Return each line of the listing in which the word "hamil" appears.

────────

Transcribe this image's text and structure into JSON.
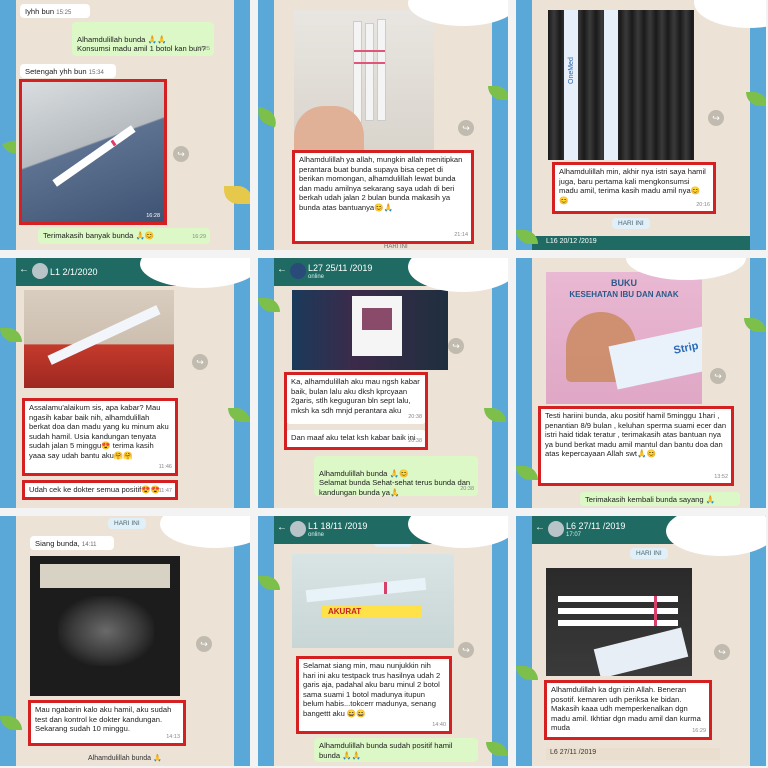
{
  "p1": {
    "msg_top": "Iyhh bun",
    "msg_top_time": "15:25",
    "msg_reply": "Alhamdulillah bunda 🙏🙏\nKonsumsi madu amil 1 botol kan bun?",
    "msg_reply_time": "15:25",
    "msg_half": "Setengah yhh bun",
    "msg_half_time": "15:34",
    "photo_time": "16:28",
    "thanks": "Terimakasih banyak bunda 🙏😊",
    "thanks_time": "16:29"
  },
  "p2": {
    "text": "Alhamdulillah ya allah, mungkin allah menitipkan perantara buat bunda supaya bisa cepet di berikan momongan, alhamdulillah lewat bunda dan madu amilnya sekarang saya udah di beri berkah udah jalan 2 bulan bunda makasih ya bunda atas bantuanya😊🙏",
    "time": "21:14",
    "footer": "HARI INI"
  },
  "p3": {
    "strip_label": "OneMed",
    "text": "Alhamdulillah min, akhir nya istri saya hamil juga, baru pertama kali mengkonsumsi madu amil, terima kasih madu amil nya😊😊",
    "time": "20:16",
    "chip": "HARI INI",
    "next_header": "L16 20/12 /2019"
  },
  "p4": {
    "header_title": "L1 2/1/2020",
    "text": "Assalamu'alaikum sis, apa kabar? Mau ngasih kabar baik nih, alhamdulillah berkat doa dan madu yang ku minum aku sudah hamil. Usia kandungan tenyata sudah jalan 5 minggu😍 terima kasih yaaa say udah bantu aku🤗🤗",
    "time": "11:46",
    "text2": "Udah cek ke dokter semua positif😍😍",
    "time2": "11:47"
  },
  "p5": {
    "header_title": "L27 25/11 /2019",
    "header_sub": "online",
    "text": "Ka, alhamdulillah aku mau ngsh kabar baik, bulan lalu aku dksh kprcyaan 2garis, stlh keguguran bln sept lalu, mksh ka sdh mnjd perantara aku",
    "time": "20:38",
    "text2": "Dan maaf aku telat ksh kabar baik ini",
    "time2": "20:38",
    "reply": "Alhamdulillah bunda 🙏😊\nSelamat bunda Sehat-sehat terus bunda dan kandungan bunda ya🙏",
    "reply_time": "20:38"
  },
  "p6": {
    "book_line1": "BUKU",
    "book_line2": "KESEHATAN IBU DAN ANAK",
    "strip_word": "Strip",
    "text": "Testi hariini bunda, aku positif hamil 5minggu 1hari , penantian 8/9 bulan , keluhan sperma suami ecer dan istri haid tidak teratur , terimakasih atas bantuan nya ya bund berkat madu amil mantul dan bantu doa dan atas kepercayaan Allah swt🙏😊",
    "time": "13:52",
    "reply": "Terimakasih kembali bunda sayang 🙏"
  },
  "p7": {
    "chip": "HARI INI",
    "msg": "Siang bunda,",
    "msg_time": "14:11",
    "text": "Mau ngabarin kalo aku hamil, aku sudah test dan kontrol ke dokter kandungan. Sekarang sudah 10 minggu.",
    "time": "14:13",
    "footer": "Alhamdulillah bunda 🙏"
  },
  "p8": {
    "header_title": "L1 18/11 /2019",
    "header_sub": "online",
    "chip": "HARI INI",
    "strip_label": "AKURAT",
    "text": "Selamat siang min, mau nunjukkin nih hari ini aku testpack trus hasilnya udah 2 garis aja, padahal aku baru minul 2 botol sama suami 1 botol madunya itupun belum habis...tokcerr madunya, senang bangettt aku 😄😄",
    "time": "14:40",
    "reply": "Alhamdulillah bunda sudah positif hamil bunda 🙏🙏"
  },
  "p9": {
    "header_title": "L6 27/11 /2019",
    "header_sub": "17:07",
    "chip": "HARI INI",
    "text": "Alhamdulillah ka dgn izin Allah. Beneran posotif. kemaren udh periksa ke bidan. Makasih kaaa udh memperkenalkan dgn madu amil. Ikhtiar dgn madu amil dan kurma muda",
    "time": "16:29",
    "next_header": "L6 27/11 /2019"
  },
  "colors": {
    "frame_blue": "#5aa8d8",
    "chat_bg": "#ece3d6",
    "outgoing_bubble": "#dcf8c6",
    "highlight_red": "#d42020",
    "header_teal": "#1f6b63"
  }
}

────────

Written reply =
    "text": "Alhamdulillah min, akhir nya istri saya hamil juga, baru pertama kali mengkonsumsi madu amil, terima kasih madu amil nya😊😊",
    "text": "Assalamu'alaikum sis, apa kabar? Mau ngasih kabar baik nih, alhamdulillah berkat doa dan madu yang ku minum aku sudah hamil. Usia kandungan tenyata sudah jalan 5 minggu😍 terima kasih yaaa say udah bantu aku🤗🤗",
    "text": "Testi hariini bunda, aku positif hamil 5minggu 1hari , penantian 8/9 bulan , keluhan sperma suami ecer dan istri haid tidak teratur , terimakasih atas bantuan nya ya bund berkat madu amil mantul dan bantu doa dan atas kepercayaan Allah swt🙏😊",
    "text": "Mau ngabarin kalo aku hamil, aku sudah test dan kontrol ke dokter kandungan. Sekarang sudah 10 minggu.",
    "reply": "Alhamdulillah bunda sudah positif hamil bunda 🙏🙏"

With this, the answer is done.